Liberia has lifted the overnight curfew that has been in place since August and also opened its border with Sierra Leone as the country prepares for the “post-Ebola agenda.” President Ellen Johnson Sirleaf appealed for help from the international community to help Liberia recover from the effects of Ebola. The country has not fully eradicated the viral disease.
The announcement of the reopening of the borders on Sunday, closed since July, was welcomed by the population but Sierra Leone continues to close its borders. There have been 12 confirmed cases in Liberia, 134 in Guinea and 221 in Sierra Leone the past three weeks before February 18. All the three countries have pledged to prevent Ebola infections within the next two months but Liberia’s progress could still be hampered by neighboring affected countries.
President Sirleaf admitted that national and global response to Ebola was slow mainly because “it was an unknown enemy.” She acknowledged the support the country received helped to bring the epidemic under control but signaled that the government needs help because “it costs so much when you have to fix it [basic public services].” Sirleaf stated that the country has “limited resources” to develop power projects to keep hospital equipment running, roads so the sick can access medical facilities, and clean water to prevent diseases from spreading.
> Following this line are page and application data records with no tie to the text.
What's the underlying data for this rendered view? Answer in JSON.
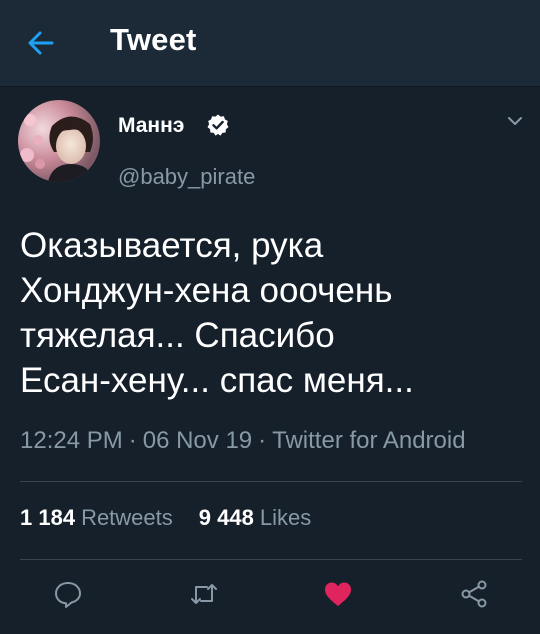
{
  "header": {
    "title": "Tweet",
    "back_icon": "arrow-left-icon"
  },
  "author": {
    "name": "Маннэ",
    "handle": "@baby_pirate",
    "verified": true,
    "verified_icon": "verified-badge-icon"
  },
  "tweet": {
    "lines": [
      "Оказывается, рука",
      "Хонджун-хена ооочень",
      "тяжелая... Спасибо",
      "Есан-хену... спас меня..."
    ],
    "time": "12:24 PM",
    "date": "06 Nov 19",
    "separator": "·",
    "source": "Twitter for Android"
  },
  "stats": {
    "retweets_count": "1 184",
    "retweets_label": "Retweets",
    "likes_count": "9 448",
    "likes_label": "Likes"
  },
  "actions": [
    {
      "name": "reply",
      "icon": "reply-icon"
    },
    {
      "name": "retweet",
      "icon": "retweet-icon"
    },
    {
      "name": "like",
      "icon": "heart-icon",
      "active": true
    },
    {
      "name": "share",
      "icon": "share-icon"
    }
  ],
  "colors": {
    "background": "#15202b",
    "header_background": "#1c2a38",
    "accent": "#1da1f2",
    "secondary_text": "#8899a6",
    "like_active": "#e0245e",
    "divider": "#38444d"
  }
}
She said they want to develop the services “to the level where they could … be in a preventive mode” in order to avoid “a global menace.”
She is expected to visit Washington and meet with President Obama very soon with the hope that she will able to obtain such support from the US government.
President Sirleaf made these remarks during an interview with the Associated Press.